**** Task input

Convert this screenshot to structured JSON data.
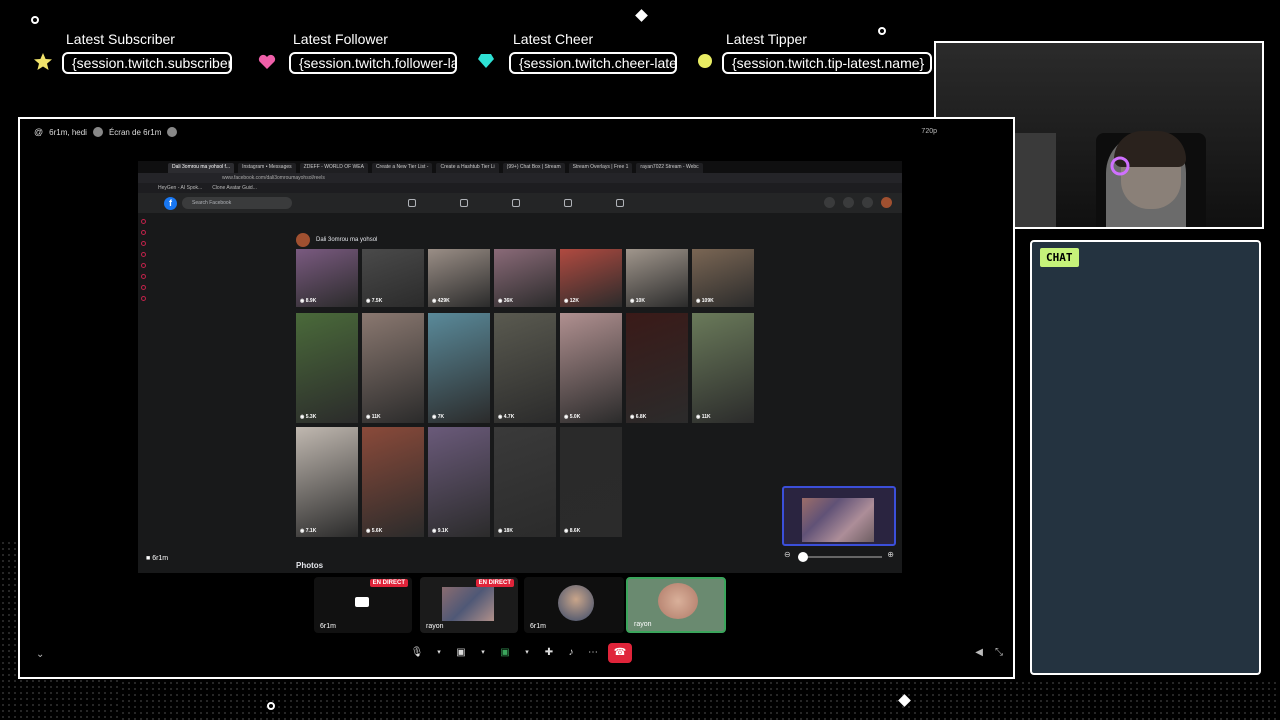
{
  "overlay": {
    "alerts": [
      {
        "label": "Latest Subscriber",
        "value": "{session.twitch.subscriber-latest.name}"
      },
      {
        "label": "Latest Follower",
        "value": "{session.twitch.follower-latest.name}"
      },
      {
        "label": "Latest Cheer",
        "value": "{session.twitch.cheer-latest.name}"
      },
      {
        "label": "Latest Tipper",
        "value": "{session.twitch.tip-latest.name}"
      }
    ],
    "colors": {
      "star": "#f1e36b",
      "heart": "#ef5fa9",
      "cheer": "#2ee1d4",
      "tipper": "#e8ec63",
      "chat_bg": "#243340",
      "chat_tag": "#c6f27a"
    }
  },
  "chat": {
    "title": "CHAT"
  },
  "stream": {
    "header_user": "6r1m, hedi",
    "header_screen": "Écran de 6r1m",
    "resolution": "720p",
    "presenter_tag": "6r1m",
    "browser": {
      "tabs": [
        "Dali 3omrou ma yohsol f...",
        "Instagram • Messages",
        "ZDEFF - WORLD OF WEA",
        "Create a New Tier List -",
        "Create a Hashtub Tier Li",
        "(99+) Chat Box | Stream",
        "Stream Overlays | Free 1",
        "rayan7022 Stream - Webc"
      ],
      "url": "www.facebook.com/dali3omroumayohsol/reels",
      "bookmarks": [
        "HeyGen - AI Spok...",
        "Clone Avatar Guid..."
      ],
      "search_placeholder": "Search Facebook",
      "page_title": "Dali 3omrou ma yohsol",
      "section": "Photos",
      "views_row1": [
        "8.9K",
        "7.5K",
        "429K",
        "36K",
        "12K",
        "10K",
        "109K"
      ],
      "views_row2": [
        "5.3K",
        "11K",
        "7K",
        "4.7K",
        "5.0K",
        "6.8K",
        "11K"
      ],
      "views_row3": [
        "7.1K",
        "5.6K",
        "9.1K",
        "18K",
        "8.6K"
      ]
    },
    "participants": [
      {
        "name": "6r1m",
        "live": "EN DIRECT"
      },
      {
        "name": "rayon",
        "live": "EN DIRECT"
      },
      {
        "name": "6r1m",
        "live": ""
      },
      {
        "name": "rayon",
        "live": ""
      }
    ]
  }
}
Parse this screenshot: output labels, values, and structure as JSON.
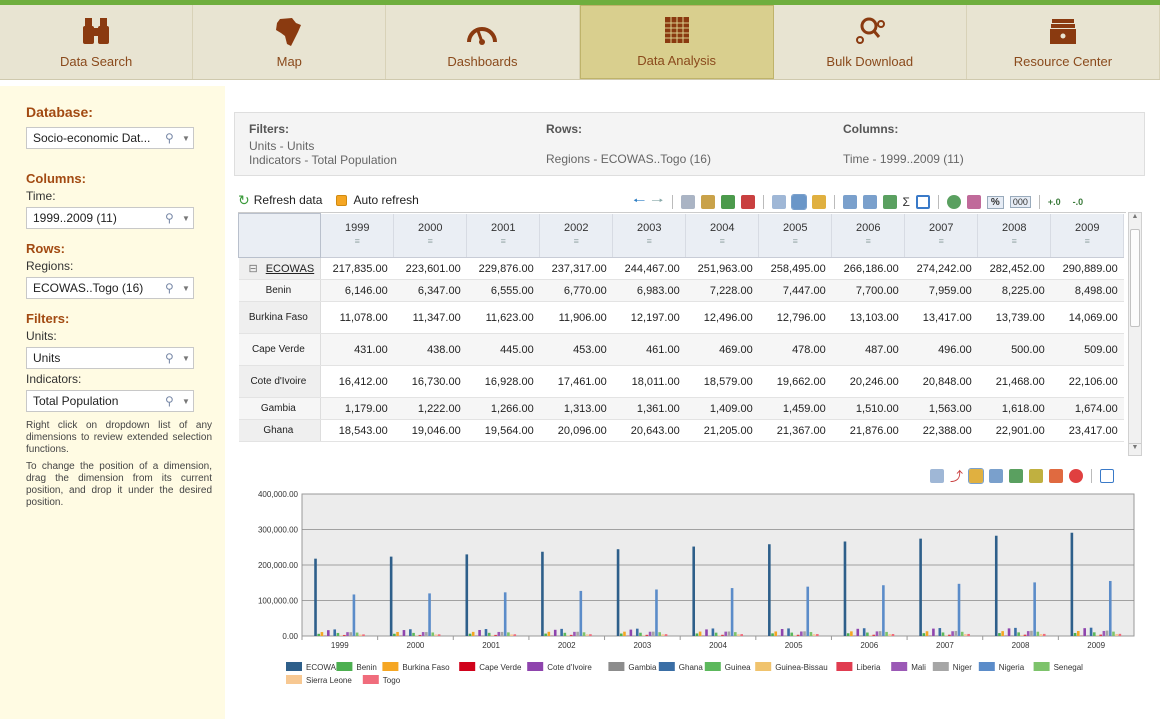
{
  "nav": {
    "items": [
      {
        "label": "Data Search",
        "icon": "binoculars-icon"
      },
      {
        "label": "Map",
        "icon": "africa-map-icon"
      },
      {
        "label": "Dashboards",
        "icon": "gauge-icon"
      },
      {
        "label": "Data Analysis",
        "icon": "grid-table-icon",
        "active": true
      },
      {
        "label": "Bulk Download",
        "icon": "download-search-icon"
      },
      {
        "label": "Resource Center",
        "icon": "archive-box-icon"
      }
    ]
  },
  "sidebar": {
    "database_title": "Database:",
    "database_value": "Socio-economic Dat...",
    "columns_title": "Columns:",
    "time_label": "Time:",
    "time_value": "1999..2009 (11)",
    "rows_title": "Rows:",
    "regions_label": "Regions:",
    "regions_value": "ECOWAS..Togo (16)",
    "filters_title": "Filters:",
    "units_label": "Units:",
    "units_value": "Units",
    "indicators_label": "Indicators:",
    "indicators_value": "Total Population",
    "note1": "Right click on dropdown list of any dimensions to review extended selection functions.",
    "note2": "To change the position of a dimension, drag the dimension from its current position, and drop it under the desired position."
  },
  "filters": {
    "filters_title": "Filters:",
    "filters_line1": "Units - Units",
    "filters_line2": "Indicators - Total Population",
    "rows_title": "Rows:",
    "rows_value": "Regions - ECOWAS..Togo (16)",
    "columns_title": "Columns:",
    "columns_value": "Time - 1999..2009 (11)"
  },
  "toolbar": {
    "refresh_label": "Refresh data",
    "auto_refresh_label": "Auto refresh",
    "percent_label": "%",
    "thousands_label": "000"
  },
  "table": {
    "years": [
      "1999",
      "2000",
      "2001",
      "2002",
      "2003",
      "2004",
      "2005",
      "2006",
      "2007",
      "2008",
      "2009"
    ],
    "rows": [
      {
        "name": "ECOWAS",
        "values": [
          "217,835.00",
          "223,601.00",
          "229,876.00",
          "237,317.00",
          "244,467.00",
          "251,963.00",
          "258,495.00",
          "266,186.00",
          "274,242.00",
          "282,452.00",
          "290,889.00"
        ]
      },
      {
        "name": "Benin",
        "values": [
          "6,146.00",
          "6,347.00",
          "6,555.00",
          "6,770.00",
          "6,983.00",
          "7,228.00",
          "7,447.00",
          "7,700.00",
          "7,959.00",
          "8,225.00",
          "8,498.00"
        ]
      },
      {
        "name": "Burkina Faso",
        "values": [
          "11,078.00",
          "11,347.00",
          "11,623.00",
          "11,906.00",
          "12,197.00",
          "12,496.00",
          "12,796.00",
          "13,103.00",
          "13,417.00",
          "13,739.00",
          "14,069.00"
        ]
      },
      {
        "name": "Cape Verde",
        "values": [
          "431.00",
          "438.00",
          "445.00",
          "453.00",
          "461.00",
          "469.00",
          "478.00",
          "487.00",
          "496.00",
          "500.00",
          "509.00"
        ]
      },
      {
        "name": "Cote d'Ivoire",
        "values": [
          "16,412.00",
          "16,730.00",
          "16,928.00",
          "17,461.00",
          "18,011.00",
          "18,579.00",
          "19,662.00",
          "20,246.00",
          "20,848.00",
          "21,468.00",
          "22,106.00"
        ]
      },
      {
        "name": "Gambia",
        "values": [
          "1,179.00",
          "1,222.00",
          "1,266.00",
          "1,313.00",
          "1,361.00",
          "1,409.00",
          "1,459.00",
          "1,510.00",
          "1,563.00",
          "1,618.00",
          "1,674.00"
        ]
      },
      {
        "name": "Ghana",
        "values": [
          "18,543.00",
          "19,046.00",
          "19,564.00",
          "20,096.00",
          "20,643.00",
          "21,205.00",
          "21,367.00",
          "21,876.00",
          "22,388.00",
          "22,901.00",
          "23,417.00"
        ]
      }
    ]
  },
  "chart_data": {
    "type": "bar",
    "categories": [
      "1999",
      "2000",
      "2001",
      "2002",
      "2003",
      "2004",
      "2005",
      "2006",
      "2007",
      "2008",
      "2009"
    ],
    "ylim": [
      0,
      400000
    ],
    "yticks": [
      "0.00",
      "100,000.00",
      "200,000.00",
      "300,000.00",
      "400,000.00"
    ],
    "series": [
      {
        "name": "ECOWAS",
        "color": "#2e5f8a",
        "values": [
          217835,
          223601,
          229876,
          237317,
          244467,
          251963,
          258495,
          266186,
          274242,
          282452,
          290889
        ]
      },
      {
        "name": "Benin",
        "color": "#4caf50",
        "values": [
          6146,
          6347,
          6555,
          6770,
          6983,
          7228,
          7447,
          7700,
          7959,
          8225,
          8498
        ]
      },
      {
        "name": "Burkina Faso",
        "color": "#f5a623",
        "values": [
          11078,
          11347,
          11623,
          11906,
          12197,
          12496,
          12796,
          13103,
          13417,
          13739,
          14069
        ]
      },
      {
        "name": "Cape Verde",
        "color": "#d0021b",
        "values": [
          431,
          438,
          445,
          453,
          461,
          469,
          478,
          487,
          496,
          500,
          509
        ]
      },
      {
        "name": "Cote d'Ivoire",
        "color": "#8e44ad",
        "values": [
          16412,
          16730,
          16928,
          17461,
          18011,
          18579,
          19662,
          20246,
          20848,
          21468,
          22106
        ]
      },
      {
        "name": "Gambia",
        "color": "#8c8c8c",
        "values": [
          1179,
          1222,
          1266,
          1313,
          1361,
          1409,
          1459,
          1510,
          1563,
          1618,
          1674
        ]
      },
      {
        "name": "Ghana",
        "color": "#3a6ea5",
        "values": [
          18543,
          19046,
          19564,
          20096,
          20643,
          21205,
          21367,
          21876,
          22388,
          22901,
          23417
        ]
      },
      {
        "name": "Guinea",
        "color": "#5cb85c",
        "values": [
          8600,
          8750,
          8900,
          9050,
          9200,
          9400,
          9600,
          9800,
          10000,
          10200,
          10400
        ]
      },
      {
        "name": "Guinea-Bissau",
        "color": "#f0c36d",
        "values": [
          1300,
          1330,
          1360,
          1390,
          1420,
          1450,
          1490,
          1520,
          1560,
          1600,
          1640
        ]
      },
      {
        "name": "Liberia",
        "color": "#e03c50",
        "values": [
          2900,
          3000,
          3100,
          3200,
          3300,
          3400,
          3500,
          3600,
          3700,
          3800,
          3950
        ]
      },
      {
        "name": "Mali",
        "color": "#9b59b6",
        "values": [
          10800,
          11100,
          11400,
          11700,
          12000,
          12300,
          12700,
          13000,
          13400,
          13800,
          14200
        ]
      },
      {
        "name": "Niger",
        "color": "#a6a6a6",
        "values": [
          10700,
          11100,
          11500,
          11900,
          12300,
          12700,
          13200,
          13700,
          14200,
          14700,
          15300
        ]
      },
      {
        "name": "Nigeria",
        "color": "#5b8cc9",
        "values": [
          117000,
          120000,
          123000,
          127000,
          131000,
          135000,
          139000,
          143000,
          147000,
          151000,
          155000
        ]
      },
      {
        "name": "Senegal",
        "color": "#7dc36b",
        "values": [
          9700,
          9950,
          10200,
          10450,
          10700,
          10950,
          11200,
          11500,
          11800,
          12100,
          12400
        ]
      },
      {
        "name": "Sierra Leone",
        "color": "#f7c892",
        "values": [
          4100,
          4250,
          4400,
          4550,
          4700,
          4850,
          5000,
          5150,
          5300,
          5450,
          5600
        ]
      },
      {
        "name": "Togo",
        "color": "#f06c7c",
        "values": [
          4600,
          4750,
          4900,
          5050,
          5200,
          5350,
          5500,
          5650,
          5800,
          5950,
          6100
        ]
      }
    ]
  }
}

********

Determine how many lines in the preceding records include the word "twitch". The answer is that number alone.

4